On December 27-30 I played in the Pan-American Intercollegiate Chess Championship. I was on the University of Texas at Dallas A team. In each round we played a 4-board match against a team from some other university, or in the case of round 5, our own B team. The pairings were determined by the Swiss System, but with teams instead of individuals. As a team we scored 4 wins and two draws. Personally I scored 3.5/4.
The only really tough match I played in was round 6, but it provided plenty of excitement. Our opponents from Webster University made history with a team that vastly outrated any college team ever seen before. Webster's lineup in the final round boasted an average FIDE rating of 2640. The team would have been seeded 18th in the 2012 Olympiad, just ahead of Spain. But UTD is no joke either; we also had a 4-GM lineup.
The first result in the match was an early repetition draw in the game between Valentin Yotov (UTD) and Wesley So (Webster) on the first board. Next came a victory for UTD, with a smooth attacking win by Julio Sadorra against Fidel Corrales. But then Ray Robson equalized the score, managing to win a drawn rook ending against Cristian Chirila. So my game was the last remaining and would determine the result of the match.
On Board 4 I faced the German Grandmaster Georg Meier. We traded a lot of pieces fairly early in the game, and by move 27 an endgame arose where he had a bishop and a knight versus my two knights. I thought it should be possible for Black to hold the ending.

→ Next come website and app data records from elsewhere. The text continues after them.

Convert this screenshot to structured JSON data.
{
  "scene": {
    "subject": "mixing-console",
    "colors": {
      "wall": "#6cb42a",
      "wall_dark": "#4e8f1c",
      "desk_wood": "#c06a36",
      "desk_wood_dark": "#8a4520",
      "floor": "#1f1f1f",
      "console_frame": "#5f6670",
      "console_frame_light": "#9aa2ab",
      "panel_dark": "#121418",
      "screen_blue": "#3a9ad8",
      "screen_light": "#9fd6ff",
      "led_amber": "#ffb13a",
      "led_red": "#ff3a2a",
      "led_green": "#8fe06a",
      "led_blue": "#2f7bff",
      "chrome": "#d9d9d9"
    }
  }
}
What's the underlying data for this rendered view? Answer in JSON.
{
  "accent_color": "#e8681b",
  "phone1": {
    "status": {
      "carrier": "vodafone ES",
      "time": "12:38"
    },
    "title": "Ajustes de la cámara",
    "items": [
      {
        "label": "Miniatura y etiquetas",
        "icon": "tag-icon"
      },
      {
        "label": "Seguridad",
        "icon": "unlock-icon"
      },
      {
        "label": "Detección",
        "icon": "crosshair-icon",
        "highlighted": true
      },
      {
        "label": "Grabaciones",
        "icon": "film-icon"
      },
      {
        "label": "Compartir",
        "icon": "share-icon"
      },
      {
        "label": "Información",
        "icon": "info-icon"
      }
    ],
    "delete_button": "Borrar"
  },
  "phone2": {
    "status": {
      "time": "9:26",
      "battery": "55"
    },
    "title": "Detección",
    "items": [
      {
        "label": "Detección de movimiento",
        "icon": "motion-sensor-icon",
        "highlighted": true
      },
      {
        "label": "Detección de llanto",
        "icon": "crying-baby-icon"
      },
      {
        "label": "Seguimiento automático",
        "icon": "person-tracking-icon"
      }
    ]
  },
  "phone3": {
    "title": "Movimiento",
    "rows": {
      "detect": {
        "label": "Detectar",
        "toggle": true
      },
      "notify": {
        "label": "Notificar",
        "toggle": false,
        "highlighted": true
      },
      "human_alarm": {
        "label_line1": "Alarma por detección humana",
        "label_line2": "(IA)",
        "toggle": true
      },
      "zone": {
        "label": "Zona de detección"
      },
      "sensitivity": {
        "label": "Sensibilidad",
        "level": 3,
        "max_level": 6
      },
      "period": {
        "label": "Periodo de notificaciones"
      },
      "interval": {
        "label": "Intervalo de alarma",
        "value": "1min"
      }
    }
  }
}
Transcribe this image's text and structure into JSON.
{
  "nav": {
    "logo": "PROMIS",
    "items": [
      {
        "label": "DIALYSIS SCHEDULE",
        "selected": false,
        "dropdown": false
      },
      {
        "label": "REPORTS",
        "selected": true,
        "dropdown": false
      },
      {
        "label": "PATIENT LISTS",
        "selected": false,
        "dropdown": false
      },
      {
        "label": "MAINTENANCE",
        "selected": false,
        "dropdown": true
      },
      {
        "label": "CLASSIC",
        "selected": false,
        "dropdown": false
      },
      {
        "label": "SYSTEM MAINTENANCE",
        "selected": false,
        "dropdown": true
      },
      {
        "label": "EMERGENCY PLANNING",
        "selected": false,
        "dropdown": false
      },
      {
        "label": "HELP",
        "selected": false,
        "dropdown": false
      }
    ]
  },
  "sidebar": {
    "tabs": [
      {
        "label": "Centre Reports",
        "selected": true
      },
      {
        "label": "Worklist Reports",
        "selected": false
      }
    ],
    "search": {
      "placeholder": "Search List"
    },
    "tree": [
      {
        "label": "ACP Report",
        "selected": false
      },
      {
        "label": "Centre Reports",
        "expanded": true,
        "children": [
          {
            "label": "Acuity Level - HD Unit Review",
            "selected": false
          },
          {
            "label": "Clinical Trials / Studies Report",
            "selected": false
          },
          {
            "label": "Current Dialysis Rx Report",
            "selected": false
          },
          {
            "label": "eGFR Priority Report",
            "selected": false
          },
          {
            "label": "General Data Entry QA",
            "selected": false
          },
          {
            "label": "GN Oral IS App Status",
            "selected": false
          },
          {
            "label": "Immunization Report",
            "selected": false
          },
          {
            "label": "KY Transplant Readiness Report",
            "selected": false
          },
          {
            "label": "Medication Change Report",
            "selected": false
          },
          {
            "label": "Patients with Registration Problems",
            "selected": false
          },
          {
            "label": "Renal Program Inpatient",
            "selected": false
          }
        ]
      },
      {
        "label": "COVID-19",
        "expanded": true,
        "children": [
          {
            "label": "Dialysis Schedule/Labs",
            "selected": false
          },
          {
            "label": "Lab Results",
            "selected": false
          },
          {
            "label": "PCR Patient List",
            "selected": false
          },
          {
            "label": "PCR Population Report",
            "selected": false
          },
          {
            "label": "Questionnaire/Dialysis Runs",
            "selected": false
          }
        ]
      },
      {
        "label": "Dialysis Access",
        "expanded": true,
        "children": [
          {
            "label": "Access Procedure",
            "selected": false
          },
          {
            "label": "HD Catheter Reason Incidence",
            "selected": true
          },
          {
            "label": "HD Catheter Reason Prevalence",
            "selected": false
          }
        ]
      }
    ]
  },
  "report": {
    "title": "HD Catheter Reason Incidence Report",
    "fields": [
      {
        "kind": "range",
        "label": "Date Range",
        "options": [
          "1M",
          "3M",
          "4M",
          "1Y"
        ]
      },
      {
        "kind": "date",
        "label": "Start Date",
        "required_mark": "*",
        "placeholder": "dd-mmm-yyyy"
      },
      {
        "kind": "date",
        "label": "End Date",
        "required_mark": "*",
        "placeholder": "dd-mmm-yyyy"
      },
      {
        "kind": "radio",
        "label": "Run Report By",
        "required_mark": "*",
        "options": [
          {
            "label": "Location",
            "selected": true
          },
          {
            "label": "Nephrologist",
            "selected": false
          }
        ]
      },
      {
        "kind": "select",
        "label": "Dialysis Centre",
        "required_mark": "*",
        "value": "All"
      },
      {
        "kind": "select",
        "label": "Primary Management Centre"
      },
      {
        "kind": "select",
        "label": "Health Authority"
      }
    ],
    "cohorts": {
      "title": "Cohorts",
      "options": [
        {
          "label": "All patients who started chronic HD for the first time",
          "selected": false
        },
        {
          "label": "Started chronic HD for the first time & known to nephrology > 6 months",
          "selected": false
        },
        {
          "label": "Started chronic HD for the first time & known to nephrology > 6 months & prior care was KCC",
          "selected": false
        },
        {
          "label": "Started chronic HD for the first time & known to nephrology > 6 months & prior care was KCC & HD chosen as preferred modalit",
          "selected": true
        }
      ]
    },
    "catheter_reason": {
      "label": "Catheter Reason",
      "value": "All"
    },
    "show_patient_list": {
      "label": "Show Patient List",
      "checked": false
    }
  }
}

However, my knights proved very clumsy, never finding any good squares. Meier, on the other hand, displayed excellent endgame technique. By move 40 it was clear that I was losing.
On move 53 my opponent finally made an inaccurate move that gave me a chance to fight back. After Bxd7 Kxd7 Kc5, White is able to invade with his king while keeping the knight on d3 where it protects all the important pawns. In the game, he had to allow one of his pawns to be captured, giving me a little counterplay, although White was still winning.
The final critical moment came on move 69. In time pressure, Meier chose to promote his pawn, which turned out to be too straightforward and gave away the win. After the game my teammates demonstrated how White could have won by waiting for an appropriate moment to deflect the black knight from d7. They found an elegant line: 69. g4 Ke5 70. Ne3 Kf4 71. Nd5+ Kg5 72. Ka8! with zugzwang.
My draw also resulted in a draw for the team and secured a share of first place. A total of 5 teams scored 5/6. The order of tiebreaks was: UT Dallas A, Webster B, University of Maryland Baltimore County, Webster A (the team we were playing), University of Illinois. Thus, UTD went home with the first place trophy.